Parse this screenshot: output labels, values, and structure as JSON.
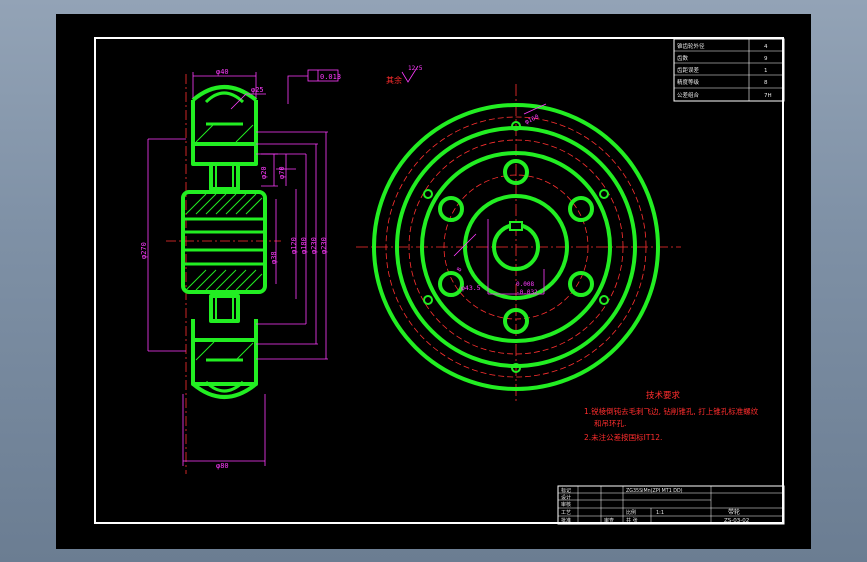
{
  "drawing": {
    "property_table": {
      "rows": [
        {
          "name": "锥齿轮外径",
          "value": "4"
        },
        {
          "name": "齿数",
          "value": "9"
        },
        {
          "name": "齿距误差",
          "value": "1"
        },
        {
          "name": "精度等级",
          "value": "8"
        },
        {
          "name": "公差组合",
          "value": "7H"
        }
      ]
    },
    "roughness_note": "其余",
    "roughness_value": "12.5",
    "dimensions": {
      "top_width": "φ40",
      "tolerance_frame": "0.013",
      "r25": "φ25",
      "d20": "φ20",
      "d70": "φ70",
      "d270": "φ270",
      "d38": "φ38",
      "d120": "φ120",
      "d230": "φ230",
      "d180": "φ180",
      "d230b": "φ230",
      "bottom_width": "φ80",
      "bore": "φ43.5",
      "bore_tol_upper": "0.008",
      "bore_tol_lower": "-0.032",
      "keyway": "8",
      "pcd": "φ160"
    },
    "tech_requirements": {
      "title": "技术要求",
      "line1": "1.锐棱倒钝去毛刺飞边, 钻削锥孔, 打上锥孔标准螺纹",
      "line1b": "和吊环孔.",
      "line2": "2.未注公差按国标IT12."
    },
    "title_block": {
      "r1c1": "标记",
      "r2c1": "设计",
      "r3c1": "审核",
      "r4c1": "工艺",
      "r5c1": "批准",
      "material": "ZG35SiMn(ZPI MT1 DD)",
      "scale_label": "比例",
      "scale": "1:1",
      "sheet_label": "共 张",
      "part_name": "带轮",
      "drawing_no": "ZS-03-02",
      "signer": "审查"
    }
  },
  "colors": {
    "geometry": "#22ee22",
    "dimension": "#ff3bff",
    "centerline": "#ff3030",
    "frame": "#ffffff"
  }
}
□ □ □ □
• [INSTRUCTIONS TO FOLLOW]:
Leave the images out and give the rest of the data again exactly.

• [SOLUTION]:
Parse this screenshot: output labels, values, and structure as JSON.
{
  "drawing": {
    "property_table": {
      "rows": [
        {
          "name": "锥齿轮外径",
          "value": "4"
        },
        {
          "name": "齿数",
          "value": "9"
        },
        {
          "name": "齿距误差",
          "value": "1"
        },
        {
          "name": "精度等级",
          "value": "8"
        },
        {
          "name": "公差组合",
          "value": "7H"
        }
      ]
    },
    "roughness_note": "其余",
    "roughness_value": "12.5",
    "dimensions": {
      "top_width": "φ40",
      "tolerance_frame": "0.013",
      "r25": "φ25",
      "d20": "φ20",
      "d70": "φ70",
      "d270": "φ270",
      "d38": "φ38",
      "d120": "φ120",
      "d230": "φ230",
      "d180": "φ180",
      "d230b": "φ230",
      "bottom_width": "φ80",
      "bore": "φ43.5",
      "bore_tol_upper": "0.008",
      "bore_tol_lower": "-0.032",
      "keyway": "8",
      "pcd": "φ160"
    },
    "tech_requirements": {
      "title": "技术要求",
      "line1": "1.锐棱倒钝去毛刺飞边, 钻削锥孔, 打上锥孔标准螺纹",
      "line1b": "和吊环孔.",
      "line2": "2.未注公差按国标IT12."
    },
    "title_block": {
      "r1c1": "标记",
      "r2c1": "设计",
      "r3c1": "审核",
      "r4c1": "工艺",
      "r5c1": "批准",
      "material": "ZG35SiMn(ZPI MT1 DD)",
      "scale_label": "比例",
      "scale": "1:1",
      "sheet_label": "共 张",
      "part_name": "带轮",
      "drawing_no": "ZS-03-02",
      "signer": "审查"
    }
  },
  "colors": {
    "geometry": "#22ee22",
    "dimension": "#ff3bff",
    "centerline": "#ff3030",
    "frame": "#ffffff"
  }
}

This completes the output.